Idioms

"Swallowed like a postman's sock" is a lot more romantic than it sounds.
I've continued my research as a freelance quote historian to determine the origins of several famous phrases. Below lie the true story of behind the cliches.
Listen to him for more than a few minutes and you'll notice that he has a very odd verbal tic: He obsessively punctuates
There are gestures belonging to another time that we don't use anymore. There were ways of functioning on a daily basis that would seem foreign today. We relied on objects which are now obsolete. We all have our lists of nostalgia.
Hillary Clinton quoted the Chinese poem “A Trip to Mountain West Village” by Lu You at the Shanghai 2010 World Expo to celebrate
So, apple pie as the quintessential American product may be an apt metaphor after all -- it was brought here from foreign shores, was influenced by other cultures and immigration patterns, and spread throughout the world by global affairs.
As a parent and dog trainer I'm programmed to look at life from another's perspective, and this time my impulses took a refreshing turn.
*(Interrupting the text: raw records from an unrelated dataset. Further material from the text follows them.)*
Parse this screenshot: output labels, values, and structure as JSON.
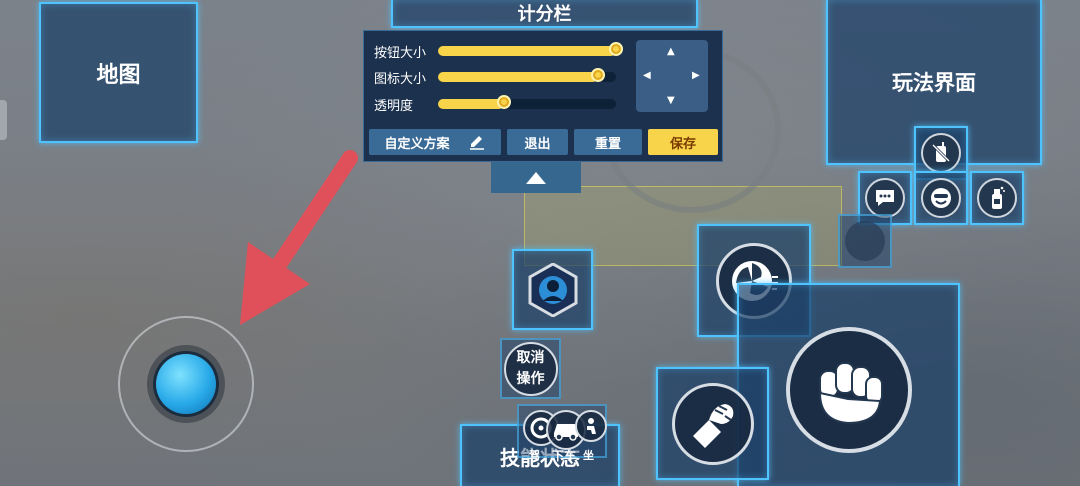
{
  "panels": {
    "map": "地图",
    "scoreboard": "计分栏",
    "gameplay_ui": "玩法界面",
    "skill_status": "技能状态"
  },
  "settings": {
    "sliders": [
      {
        "label": "按钮大小",
        "value": 1.0
      },
      {
        "label": "图标大小",
        "value": 0.9
      },
      {
        "label": "透明度",
        "value": 0.37
      }
    ],
    "buttons": {
      "custom_scheme": "自定义方案",
      "exit": "退出",
      "reset": "重置",
      "save": "保存"
    }
  },
  "controls": {
    "cancel_action": "取消\n操作",
    "vehicle_labels": {
      "drive": "驾",
      "get_off": "下车",
      "sit": "坐"
    }
  },
  "icons": {
    "edit": "pencil-icon",
    "collapse": "triangle-up-icon",
    "dpad": "dpad-icon",
    "voice_mute": "walkie-talkie-muted-icon",
    "chat": "chat-bubble-icon",
    "emoji": "smile-icon",
    "spray": "spray-can-icon",
    "dash": "dash-swirl-icon",
    "punch": "fist-icon",
    "grab": "grab-hand-icon",
    "skill": "skill-avatar-icon",
    "car": "car-icon"
  },
  "colors": {
    "panel_border": "#4fc3ff",
    "accent_yellow": "#f7d44a",
    "arrow_red": "#e0505a"
  }
}
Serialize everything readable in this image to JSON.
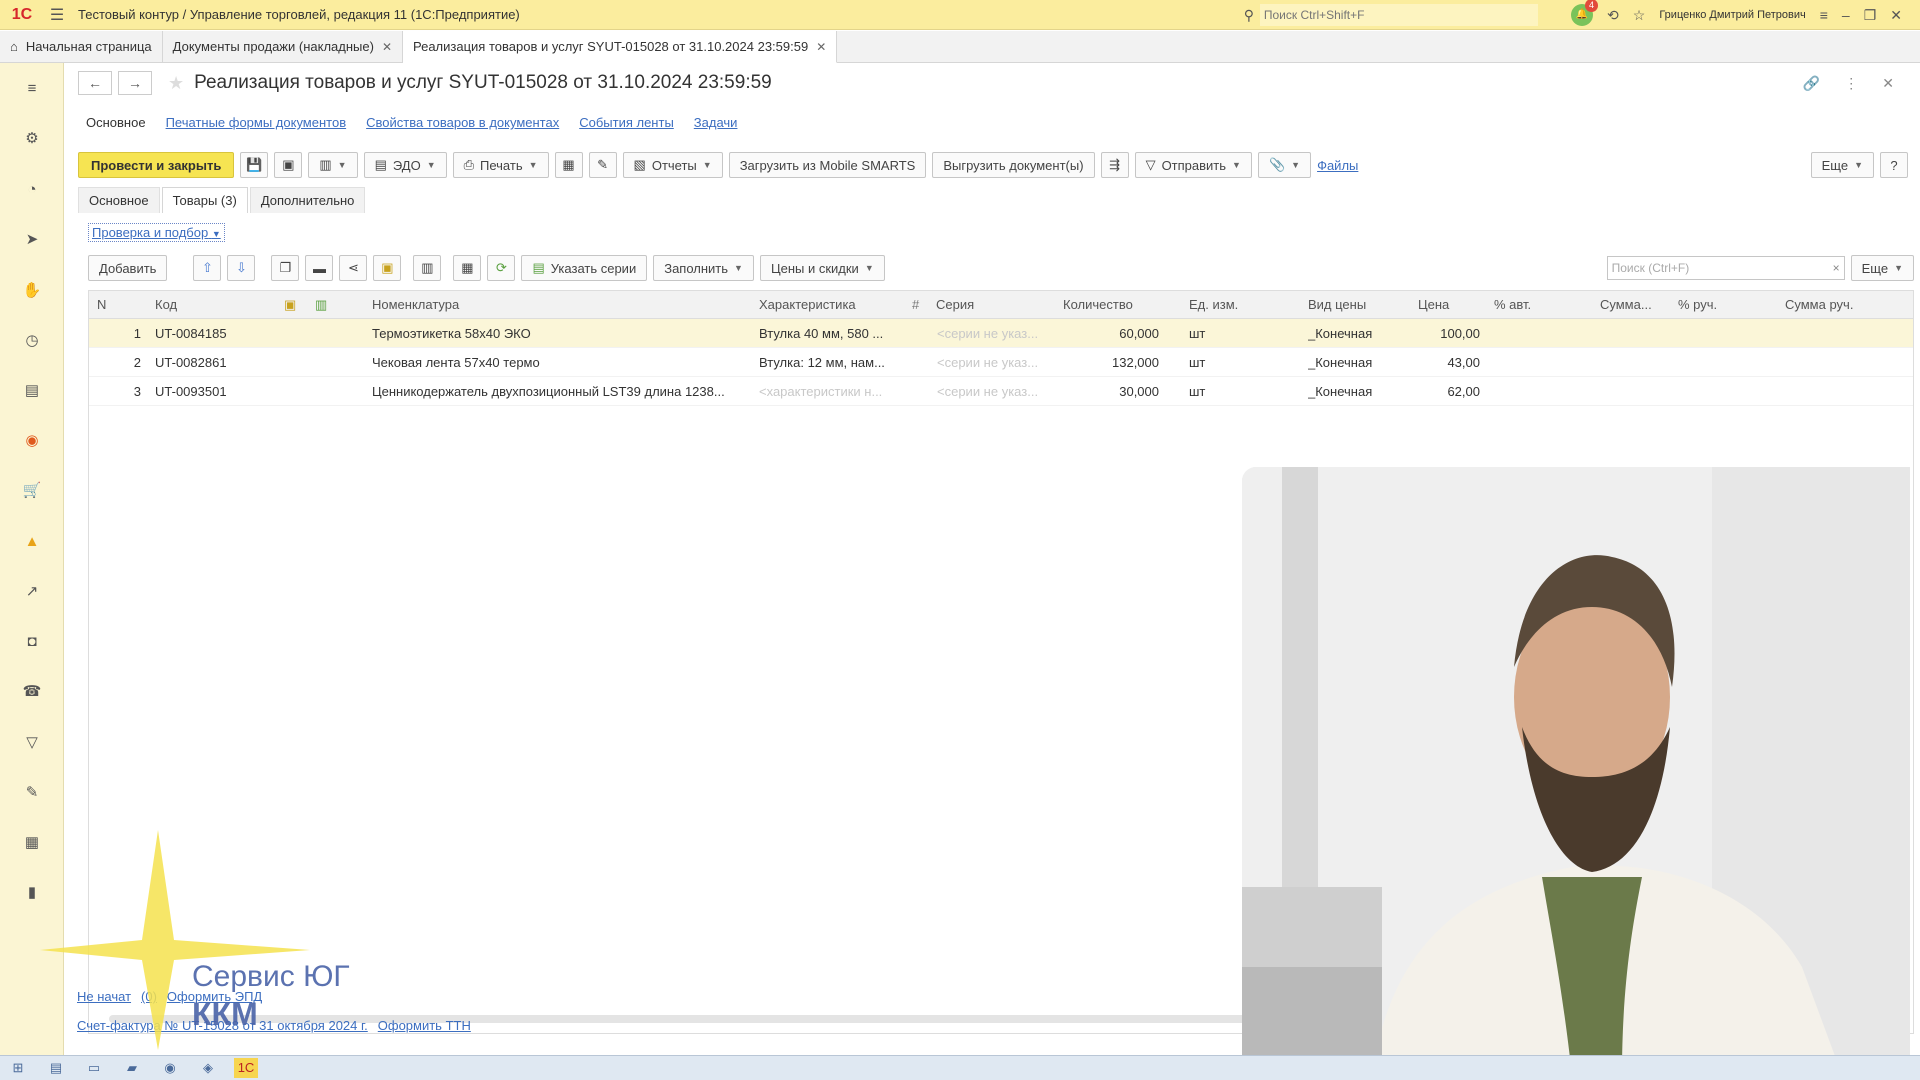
{
  "topbar": {
    "logo": "1С",
    "title": "Тестовый контур / Управление торговлей, редакция 11  (1С:Предприятие)",
    "search_placeholder": "Поиск Ctrl+Shift+F",
    "notifications_count": "4",
    "user": "Гриценко Дмитрий Петрович"
  },
  "tabs": [
    {
      "label": "Начальная страница"
    },
    {
      "label": "Документы продажи (накладные)"
    },
    {
      "label": "Реализация товаров и услуг SYUT-015028 от 31.10.2024 23:59:59"
    }
  ],
  "document": {
    "title": "Реализация товаров и услуг SYUT-015028 от 31.10.2024 23:59:59",
    "sublinks": [
      "Основное",
      "Печатные формы документов",
      "Свойства товаров в документах",
      "События ленты",
      "Задачи"
    ]
  },
  "toolbar": {
    "post_close": "Провести и закрыть",
    "edo": "ЭДО",
    "print": "Печать",
    "reports": "Отчеты",
    "load_mobile": "Загрузить из Mobile SMARTS",
    "export_docs": "Выгрузить документ(ы)",
    "send": "Отправить",
    "files": "Файлы",
    "more": "Еще",
    "help": "?"
  },
  "inner_tabs": [
    "Основное",
    "Товары (3)",
    "Дополнительно"
  ],
  "check_link": "Проверка и подбор",
  "table_toolbar": {
    "add": "Добавить",
    "series": "Указать серии",
    "fill": "Заполнить",
    "prices": "Цены и скидки",
    "search_placeholder": "Поиск (Ctrl+F)",
    "more": "Еще"
  },
  "table": {
    "headers": {
      "n": "N",
      "code": "Код",
      "nomen": "Номенклатура",
      "char": "Характеристика",
      "series": "Серия",
      "qty": "Количество",
      "unit": "Ед. изм.",
      "pricetype": "Вид цены",
      "price": "Цена",
      "pct_auto": "% авт.",
      "sum_auto": "Сумма...",
      "pct_man": "% руч.",
      "sum_man": "Сумма руч."
    },
    "rows": [
      {
        "n": "1",
        "code": "UT-0084185",
        "nomen": "Термоэтикетка 58х40 ЭКО",
        "char": "Втулка 40 мм, 580 ...",
        "series": "<серии не указ...",
        "qty": "60,000",
        "unit": "шт",
        "pricetype": "_Конечная",
        "price": "100,00"
      },
      {
        "n": "2",
        "code": "UT-0082861",
        "nomen": "Чековая лента 57х40 термо",
        "char": "Втулка: 12 мм, нам...",
        "series": "<серии не указ...",
        "qty": "132,000",
        "unit": "шт",
        "pricetype": "_Конечная",
        "price": "43,00"
      },
      {
        "n": "3",
        "code": "UT-0093501",
        "nomen": "Ценникодержатель двухпозиционный LST39 длина 1238...",
        "char": "<характеристики н...",
        "series": "<серии не указ...",
        "qty": "30,000",
        "unit": "шт",
        "pricetype": "_Конечная",
        "price": "62,00"
      }
    ]
  },
  "footer": {
    "status": "Не начат",
    "count": "(0)",
    "edo_link": "Оформить ЭПД",
    "invoice": "Счет-фактура № UT-15028 от 31 октября 2024 г.",
    "ttn": "Оформить ТТН"
  },
  "watermark": {
    "line1": "Сервис ЮГ",
    "line2": "ККМ"
  },
  "colors": {
    "accent": "#f6e452",
    "topbar": "#fbed9e",
    "link": "#3c6ec0"
  }
}
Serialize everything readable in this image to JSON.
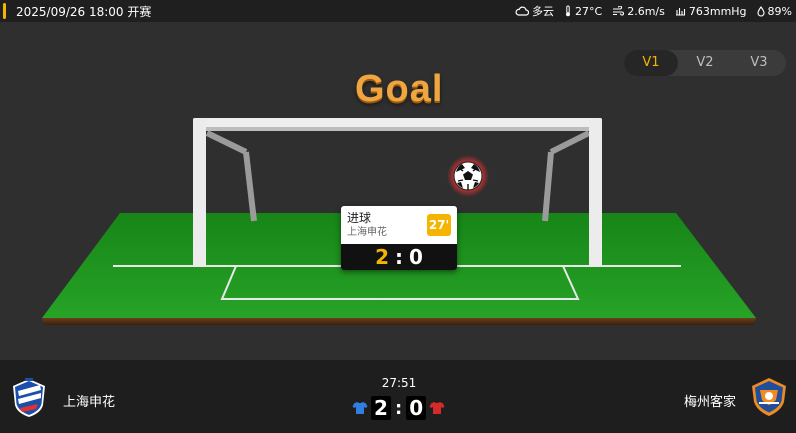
{
  "header": {
    "datetime_status": "2025/09/26 18:00 开赛"
  },
  "weather": {
    "condition": "多云",
    "temperature": "27°C",
    "wind": "2.6m/s",
    "pressure": "763mmHg",
    "humidity": "89%"
  },
  "view_tabs": [
    {
      "label": "V1",
      "active": true
    },
    {
      "label": "V2",
      "active": false
    },
    {
      "label": "V3",
      "active": false
    }
  ],
  "animation": {
    "title": "Goal",
    "event": {
      "label": "进球",
      "team": "上海申花",
      "minute": "27'",
      "home_score": "2",
      "separator": ":",
      "away_score": "0"
    }
  },
  "match": {
    "home_team": "上海申花",
    "away_team": "梅州客家",
    "clock": "27:51",
    "home_score": "2",
    "away_score": "0",
    "home_kit_color": "#2f7ee0",
    "away_kit_color": "#d42a2a"
  },
  "colors": {
    "accent": "#f4b400",
    "pitch": "#1e8a1e"
  }
}
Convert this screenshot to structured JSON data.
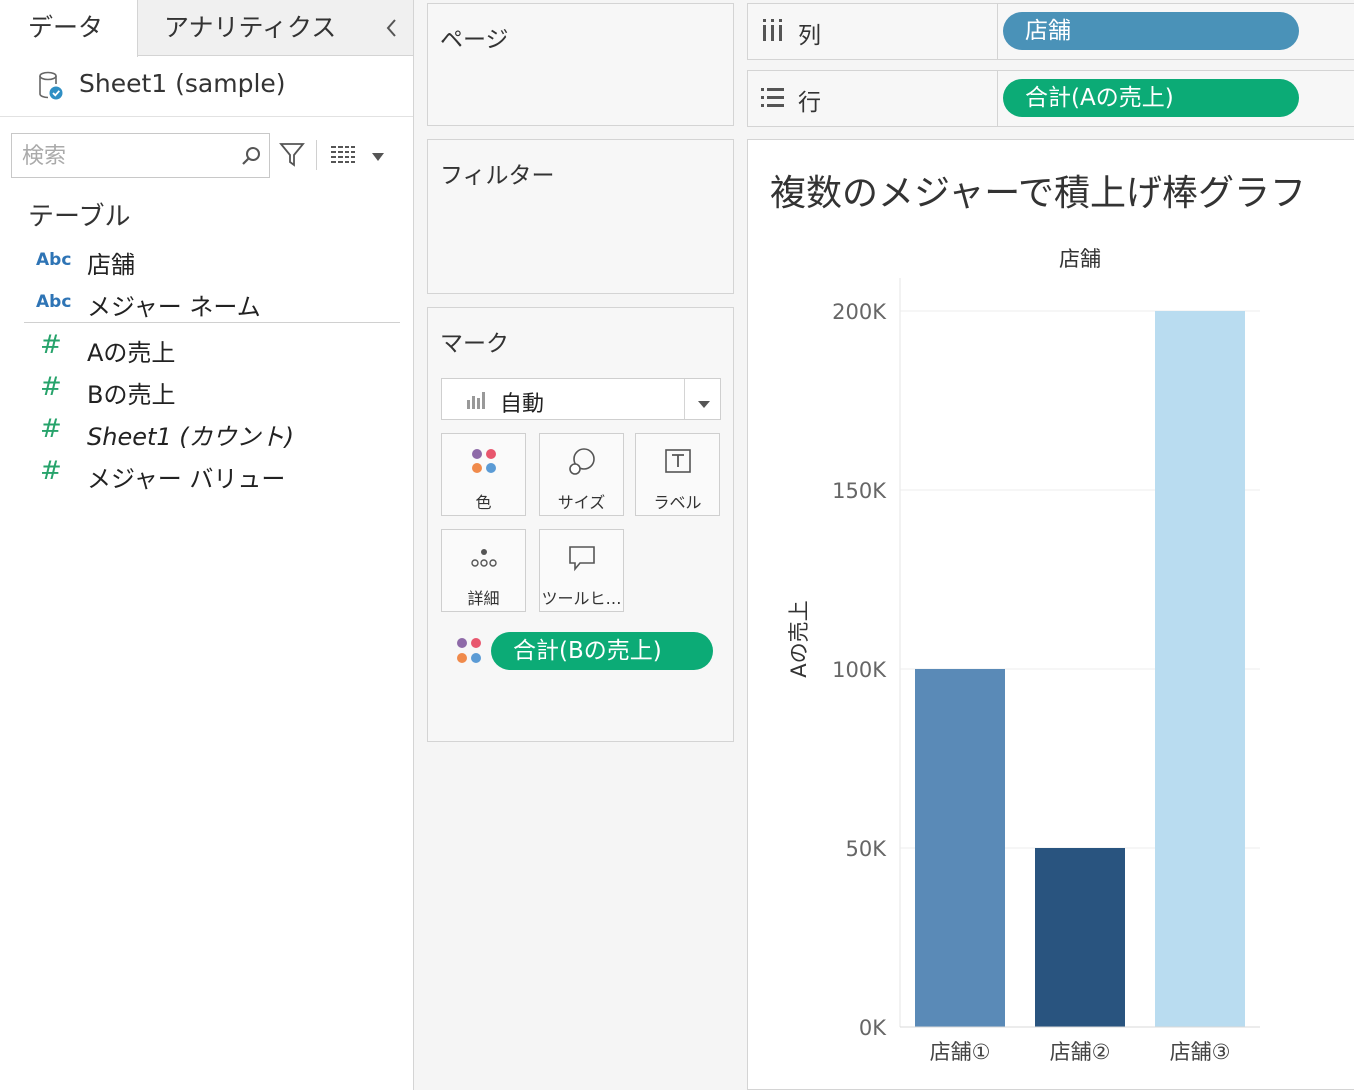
{
  "left_pane": {
    "tabs": [
      "データ",
      "アナリティクス"
    ],
    "datasource_name": "Sheet1 (sample)",
    "search_placeholder": "検索",
    "section_title": "テーブル",
    "dimensions": [
      {
        "type": "Abc",
        "name": "店舗"
      },
      {
        "type": "Abc",
        "name": "メジャー ネーム"
      }
    ],
    "measures": [
      {
        "type": "#",
        "name": "Aの売上"
      },
      {
        "type": "#",
        "name": "Bの売上"
      },
      {
        "type": "#",
        "name": "Sheet1 (カウント)"
      },
      {
        "type": "#",
        "name": "メジャー バリュー"
      }
    ]
  },
  "pages": {
    "title": "ページ"
  },
  "filters": {
    "title": "フィルター"
  },
  "marks": {
    "title": "マーク",
    "mark_type": "自動",
    "buttons": [
      "色",
      "サイズ",
      "ラベル",
      "詳細",
      "ツールヒ…"
    ],
    "color_pill": "合計(Bの売上)"
  },
  "shelves": {
    "columns_label": "列",
    "columns_pill": "店舗",
    "rows_label": "行",
    "rows_pill": "合計(Aの売上)"
  },
  "colors": {
    "green_pill": "#0cab76",
    "blue_pill": "#4a92b8",
    "bar1": "#5a8ab7",
    "bar2": "#29547f",
    "bar3": "#b9dcf0"
  },
  "chart_data": {
    "type": "bar",
    "title": "複数のメジャーで積上げ棒グラフ",
    "column_header": "店舗",
    "ylabel": "Aの売上",
    "categories": [
      "店舗①",
      "店舗②",
      "店舗③"
    ],
    "values": [
      100000,
      50000,
      200000
    ],
    "bar_colors": [
      "#5a8ab7",
      "#29547f",
      "#b9dcf0"
    ],
    "ylim": [
      0,
      200000
    ],
    "yticks": [
      {
        "value": 0,
        "label": "0K"
      },
      {
        "value": 50000,
        "label": "50K"
      },
      {
        "value": 100000,
        "label": "100K"
      },
      {
        "value": 150000,
        "label": "150K"
      },
      {
        "value": 200000,
        "label": "200K"
      }
    ],
    "grid": true
  }
}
With idiom dictionaries in hand, I scrolled through and took a look at the origin and meanings of idioms that evolved from our relationship with dogs and cats. It's been a delightful romp!
If idioms are your cup of tea, then you're going to have a field day with this delightful YouTube video in which the origins
If your particular cat crosses the line, and drops a few unwanted biological nuggets into your milk and cereal, or licks one of your eyeballs while you're half asleep, you might want to remind your kitty that it wasn't always an Internet star.
Even when we're not talking about food, we're often talking about food. Food is so engrained in our everyday vernacular that we barely notice it. But where do these food clichés and food-related idioms come from?
After spending nearly half an hour using my computer to learn more about whack, I contacted several professional acquaintances, asking them where I should go to the find the definition of "whack." Every one of them said: "Look it up on the Internet."
Ever have to stifle laughter around your kid because you know you shouldn't be cracking up over something they've done but it's beyond funny?
It's ok, this is a safe place, you guys. We can all admit here, without fear of admonishment that we've used a few -- perhaps
Over the past few weeks, German vlogger Flula Borg has more than entertained us by explaining the American idioms that confuse